<option> one
<option> two
<option> three
<option> four

<select name="select3" id="select3" multiple onchange="ChangeSelect(this)">
<option> one
<option> two
<option> three
<option> four

Button, Checkbox, Reset Button, and Submit Button
In Netscape, the button, checkbox, reset button, and the submit button can be disabled using the onclick method. The programmer should replace the else clause in the onclick code below with their default onclick event-handling code (or simply remove the else clause if they do not need to implement an onclick handler).
<input type="button" onclick="if (this.disabled) return false; else alert('clicked')" name="but1" id="button1" value="test button">
<input type="checkbox" onclick="if (this.disabled) return false; else alert('clicked')" name="check1" id="check1" value="one">
Reset button:
<input type="reset" onclick="if (this.disabled) return false; else alert('clicked')" name="reset1" id="button2">
Submit button:
<input type="submit" onclick="if (this.disabled) return false; else alert('clicked')" name=submit1 id=submit1 value="Submit">
Radio Buttons
In Netscape, radio buttons can be disabled using the onmousedown method.
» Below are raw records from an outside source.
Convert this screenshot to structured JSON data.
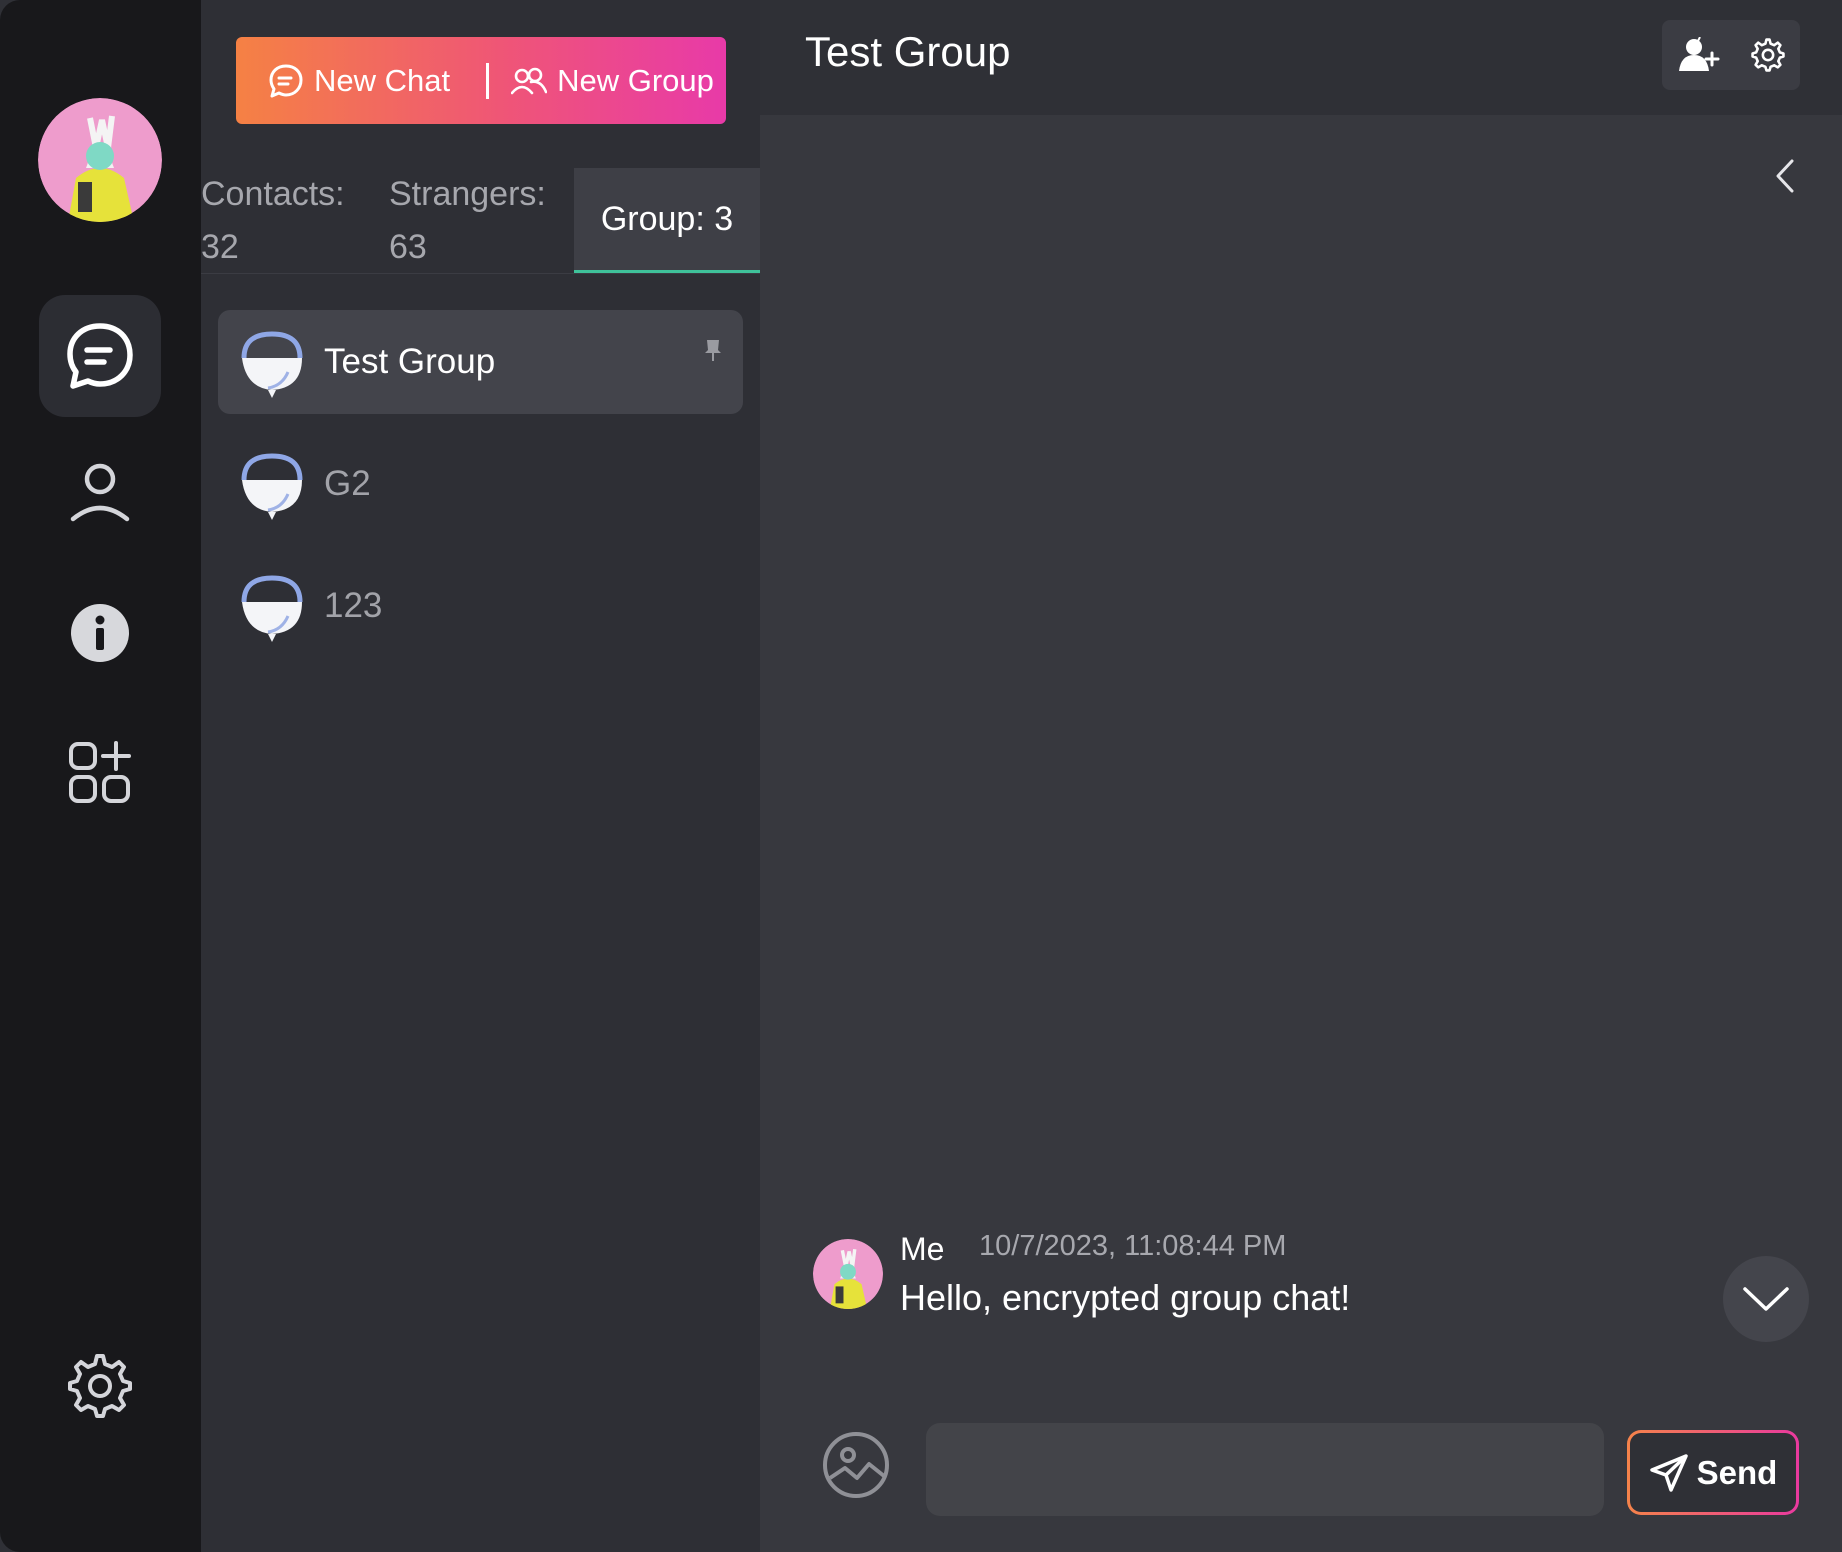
{
  "sidebar": {
    "avatar": "user-avatar",
    "items": [
      {
        "icon": "chat-bubble-icon",
        "active": true
      },
      {
        "icon": "user-icon",
        "active": false
      },
      {
        "icon": "info-icon",
        "active": false
      },
      {
        "icon": "apps-add-icon",
        "active": false
      }
    ],
    "settings_icon": "gear-icon"
  },
  "list": {
    "new_chat_label": "New Chat",
    "new_group_label": "New Group",
    "tabs": [
      {
        "label": "Contacts:",
        "count": "32"
      },
      {
        "label": "Strangers:",
        "count": "63"
      },
      {
        "label": "Group: 3"
      }
    ],
    "groups": [
      {
        "name": "Test Group",
        "active": true,
        "pinned": true
      },
      {
        "name": "G2",
        "active": false
      },
      {
        "name": "123",
        "active": false
      }
    ]
  },
  "chat": {
    "title": "Test Group",
    "messages": [
      {
        "sender": "Me",
        "time": "10/7/2023, 11:08:44 PM",
        "text": "Hello, encrypted group chat!"
      }
    ],
    "input_value": "",
    "send_label": "Send"
  },
  "colors": {
    "accent_start": "#f58144",
    "accent_end": "#e83aa8",
    "tab_underline": "#3fc29a"
  }
}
Again, the programmer may insert their own default onmousedown event-handling code in place of the alert('clicked') statements.
Radio button one:
<input id="rad1" type="radio" name="radio1" value="three" onmousedown="if (this.disabled) return false; else { this.checked = true; alert('clicked')}">
Radio button two:
<input id="rad2" type="radio" name="radio1" value="four" onmousedown="if (this.disabled) return false; else { this.checked = true; alert('clicked')}">
Image Input
In Netscape, image input elements do not support any appropriate event-handlers, so they must be disabled by overriding the onsubmit event-handler for the form in which they are contained.
Image input element:
<form name="myform" action="myasp.asp" onsubmit="if (this.disabled) return false; else alert('submitting')">
<input type="image" id="image1" name="image1" src="/sites/all/themes/devguru/images/guru.gif">

File Input
In Netscape, there does not appear to be a way to disable the file input form element. The following code will only disable in IE.
File input element:
<input type="file" name="file1" onclick="if (this.disabled) return false; else alert('clicked')">